State how many lines in the listing below contain the word "JSON", with no other words.
§ §
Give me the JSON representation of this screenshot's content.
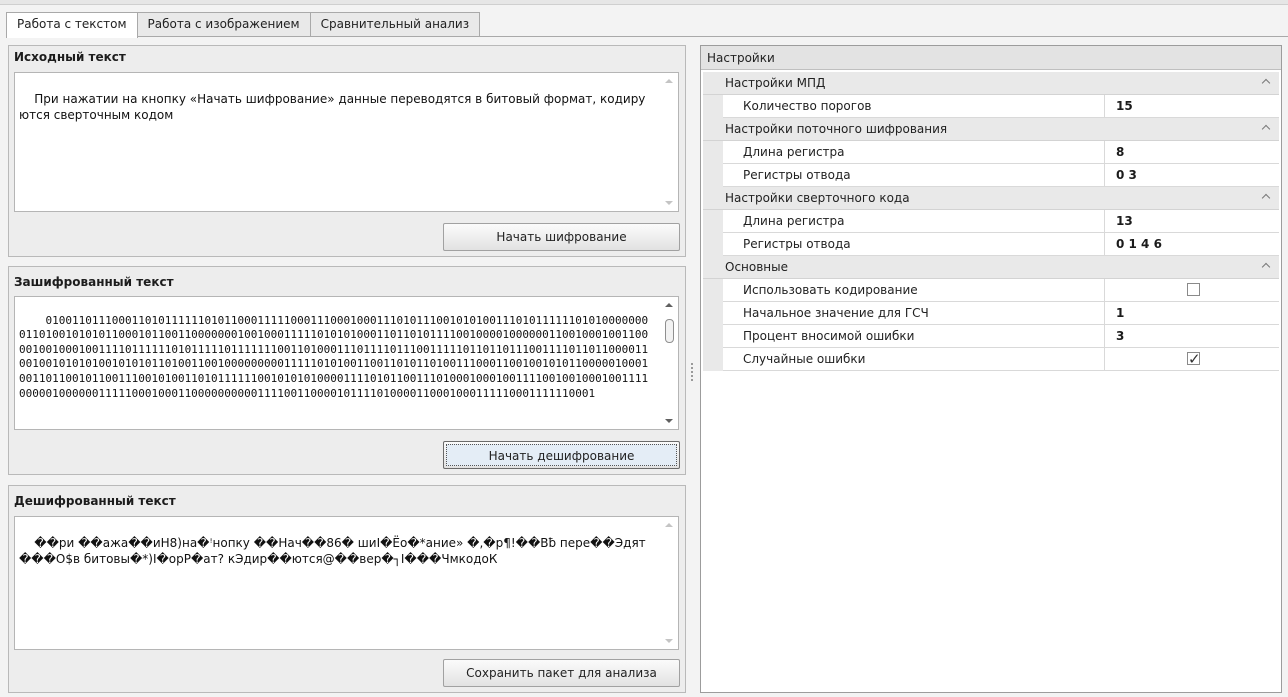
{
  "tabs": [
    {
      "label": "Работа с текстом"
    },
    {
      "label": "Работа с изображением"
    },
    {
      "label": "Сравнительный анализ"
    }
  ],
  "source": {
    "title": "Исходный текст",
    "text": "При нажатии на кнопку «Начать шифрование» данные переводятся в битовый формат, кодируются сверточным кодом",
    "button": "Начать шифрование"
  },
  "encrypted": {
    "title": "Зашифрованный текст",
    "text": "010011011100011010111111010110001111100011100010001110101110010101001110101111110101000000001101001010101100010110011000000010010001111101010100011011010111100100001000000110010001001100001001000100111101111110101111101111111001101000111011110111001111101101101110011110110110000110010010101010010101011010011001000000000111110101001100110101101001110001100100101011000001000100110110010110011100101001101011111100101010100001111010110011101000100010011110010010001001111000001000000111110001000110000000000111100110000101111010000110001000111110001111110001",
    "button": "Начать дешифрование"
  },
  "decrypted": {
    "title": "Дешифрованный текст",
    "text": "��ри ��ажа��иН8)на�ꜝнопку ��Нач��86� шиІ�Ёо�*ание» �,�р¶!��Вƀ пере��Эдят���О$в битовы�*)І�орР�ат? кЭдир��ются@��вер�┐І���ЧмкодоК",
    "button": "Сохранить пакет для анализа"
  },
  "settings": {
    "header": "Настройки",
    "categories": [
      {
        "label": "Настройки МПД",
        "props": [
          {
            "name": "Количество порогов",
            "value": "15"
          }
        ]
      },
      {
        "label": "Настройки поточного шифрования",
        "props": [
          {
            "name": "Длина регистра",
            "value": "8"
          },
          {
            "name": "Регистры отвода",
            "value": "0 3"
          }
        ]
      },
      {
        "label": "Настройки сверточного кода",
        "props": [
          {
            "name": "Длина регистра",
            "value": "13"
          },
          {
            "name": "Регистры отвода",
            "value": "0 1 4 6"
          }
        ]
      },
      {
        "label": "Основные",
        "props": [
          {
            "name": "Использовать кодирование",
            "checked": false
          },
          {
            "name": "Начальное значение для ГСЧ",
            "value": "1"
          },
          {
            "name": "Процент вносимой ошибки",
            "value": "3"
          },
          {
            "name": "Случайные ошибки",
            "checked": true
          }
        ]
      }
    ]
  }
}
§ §
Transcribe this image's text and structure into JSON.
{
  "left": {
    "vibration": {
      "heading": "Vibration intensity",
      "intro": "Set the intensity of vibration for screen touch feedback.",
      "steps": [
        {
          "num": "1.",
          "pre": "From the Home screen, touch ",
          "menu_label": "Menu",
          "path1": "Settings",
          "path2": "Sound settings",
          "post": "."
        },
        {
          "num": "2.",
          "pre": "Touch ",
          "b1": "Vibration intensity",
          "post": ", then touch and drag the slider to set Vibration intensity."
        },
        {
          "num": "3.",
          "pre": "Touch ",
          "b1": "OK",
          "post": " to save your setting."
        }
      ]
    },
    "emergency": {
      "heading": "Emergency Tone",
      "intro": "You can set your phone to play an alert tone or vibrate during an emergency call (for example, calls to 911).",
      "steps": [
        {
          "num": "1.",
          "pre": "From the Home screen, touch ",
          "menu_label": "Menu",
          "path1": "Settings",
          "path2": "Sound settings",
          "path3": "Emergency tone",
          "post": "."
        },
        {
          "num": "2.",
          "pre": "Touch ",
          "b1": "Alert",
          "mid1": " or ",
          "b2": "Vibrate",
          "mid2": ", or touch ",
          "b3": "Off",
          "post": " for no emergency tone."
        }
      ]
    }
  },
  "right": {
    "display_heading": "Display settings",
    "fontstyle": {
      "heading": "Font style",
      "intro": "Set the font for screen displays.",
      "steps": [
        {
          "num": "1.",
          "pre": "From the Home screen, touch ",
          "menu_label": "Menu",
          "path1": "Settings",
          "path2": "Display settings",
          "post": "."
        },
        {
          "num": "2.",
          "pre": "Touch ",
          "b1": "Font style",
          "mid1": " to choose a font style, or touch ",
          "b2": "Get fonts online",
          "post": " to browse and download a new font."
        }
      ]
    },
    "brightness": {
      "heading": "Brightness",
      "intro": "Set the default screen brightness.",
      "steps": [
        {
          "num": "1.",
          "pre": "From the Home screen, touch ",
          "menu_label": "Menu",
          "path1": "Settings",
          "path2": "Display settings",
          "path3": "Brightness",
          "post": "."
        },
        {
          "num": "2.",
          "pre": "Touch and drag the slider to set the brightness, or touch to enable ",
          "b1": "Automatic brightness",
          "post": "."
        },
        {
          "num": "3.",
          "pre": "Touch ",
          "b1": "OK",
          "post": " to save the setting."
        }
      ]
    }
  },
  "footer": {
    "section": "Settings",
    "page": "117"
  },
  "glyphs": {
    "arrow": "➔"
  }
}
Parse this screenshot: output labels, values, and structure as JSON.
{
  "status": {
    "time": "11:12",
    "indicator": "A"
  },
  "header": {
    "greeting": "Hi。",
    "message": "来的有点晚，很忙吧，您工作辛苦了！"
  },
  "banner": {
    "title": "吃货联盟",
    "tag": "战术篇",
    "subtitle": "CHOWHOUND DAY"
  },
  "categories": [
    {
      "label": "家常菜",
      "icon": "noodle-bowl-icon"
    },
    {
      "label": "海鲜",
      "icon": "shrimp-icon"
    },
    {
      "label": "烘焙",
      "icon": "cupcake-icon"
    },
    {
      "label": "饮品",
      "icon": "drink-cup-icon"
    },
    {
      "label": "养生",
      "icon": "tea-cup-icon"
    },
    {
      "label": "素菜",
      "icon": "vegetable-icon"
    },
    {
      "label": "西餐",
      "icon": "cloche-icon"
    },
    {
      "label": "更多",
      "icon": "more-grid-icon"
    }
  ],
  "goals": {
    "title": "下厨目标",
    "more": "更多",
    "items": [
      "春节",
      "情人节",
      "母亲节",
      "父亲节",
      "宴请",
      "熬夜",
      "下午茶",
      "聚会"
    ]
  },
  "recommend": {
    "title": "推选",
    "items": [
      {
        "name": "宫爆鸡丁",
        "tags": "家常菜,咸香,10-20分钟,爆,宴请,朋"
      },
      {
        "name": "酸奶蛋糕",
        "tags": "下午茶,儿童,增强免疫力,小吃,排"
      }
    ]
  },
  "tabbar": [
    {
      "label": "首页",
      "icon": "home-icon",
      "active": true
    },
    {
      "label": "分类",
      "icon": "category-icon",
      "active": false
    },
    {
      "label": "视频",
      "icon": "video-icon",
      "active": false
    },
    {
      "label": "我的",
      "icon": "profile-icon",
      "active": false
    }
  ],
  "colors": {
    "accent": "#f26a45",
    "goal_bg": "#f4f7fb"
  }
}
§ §
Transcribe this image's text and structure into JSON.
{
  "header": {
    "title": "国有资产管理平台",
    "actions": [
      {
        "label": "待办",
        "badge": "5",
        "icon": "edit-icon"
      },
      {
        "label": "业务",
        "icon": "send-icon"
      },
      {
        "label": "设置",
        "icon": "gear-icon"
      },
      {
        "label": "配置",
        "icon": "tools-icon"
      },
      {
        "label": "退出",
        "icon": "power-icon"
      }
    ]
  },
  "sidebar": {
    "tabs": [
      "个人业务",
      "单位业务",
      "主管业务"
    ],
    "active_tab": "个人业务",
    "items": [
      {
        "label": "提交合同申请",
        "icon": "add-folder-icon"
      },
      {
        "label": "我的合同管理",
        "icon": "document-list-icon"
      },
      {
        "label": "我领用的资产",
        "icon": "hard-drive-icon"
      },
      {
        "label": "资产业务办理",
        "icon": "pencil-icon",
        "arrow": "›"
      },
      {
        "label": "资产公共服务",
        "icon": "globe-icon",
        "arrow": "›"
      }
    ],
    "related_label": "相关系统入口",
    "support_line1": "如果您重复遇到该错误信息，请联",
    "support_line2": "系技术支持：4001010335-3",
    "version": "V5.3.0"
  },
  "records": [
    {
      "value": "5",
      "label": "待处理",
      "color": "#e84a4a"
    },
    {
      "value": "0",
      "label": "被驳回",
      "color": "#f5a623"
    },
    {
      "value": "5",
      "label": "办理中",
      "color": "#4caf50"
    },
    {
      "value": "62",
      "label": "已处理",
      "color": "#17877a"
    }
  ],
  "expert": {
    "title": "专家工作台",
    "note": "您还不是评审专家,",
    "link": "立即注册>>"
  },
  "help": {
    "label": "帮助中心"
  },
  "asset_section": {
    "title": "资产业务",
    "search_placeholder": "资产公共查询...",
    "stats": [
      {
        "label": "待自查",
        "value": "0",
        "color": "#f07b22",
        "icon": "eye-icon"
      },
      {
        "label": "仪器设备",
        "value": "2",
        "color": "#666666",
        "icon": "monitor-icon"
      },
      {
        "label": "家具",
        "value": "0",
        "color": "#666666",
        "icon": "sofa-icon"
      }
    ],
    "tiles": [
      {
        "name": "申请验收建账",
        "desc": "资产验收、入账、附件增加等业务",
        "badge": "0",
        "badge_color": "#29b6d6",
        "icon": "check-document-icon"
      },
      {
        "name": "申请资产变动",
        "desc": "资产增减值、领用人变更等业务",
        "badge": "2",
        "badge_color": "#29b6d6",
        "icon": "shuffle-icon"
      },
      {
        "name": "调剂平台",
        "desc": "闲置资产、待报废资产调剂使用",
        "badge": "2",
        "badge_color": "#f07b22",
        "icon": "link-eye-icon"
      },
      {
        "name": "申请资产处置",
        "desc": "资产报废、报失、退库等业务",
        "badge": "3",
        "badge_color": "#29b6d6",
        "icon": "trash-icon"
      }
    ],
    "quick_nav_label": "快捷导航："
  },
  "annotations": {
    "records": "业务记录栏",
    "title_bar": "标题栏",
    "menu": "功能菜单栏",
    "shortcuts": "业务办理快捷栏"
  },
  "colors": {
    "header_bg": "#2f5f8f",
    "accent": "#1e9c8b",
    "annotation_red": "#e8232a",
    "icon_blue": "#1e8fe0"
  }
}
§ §
EXERCISE RESPONSE> 4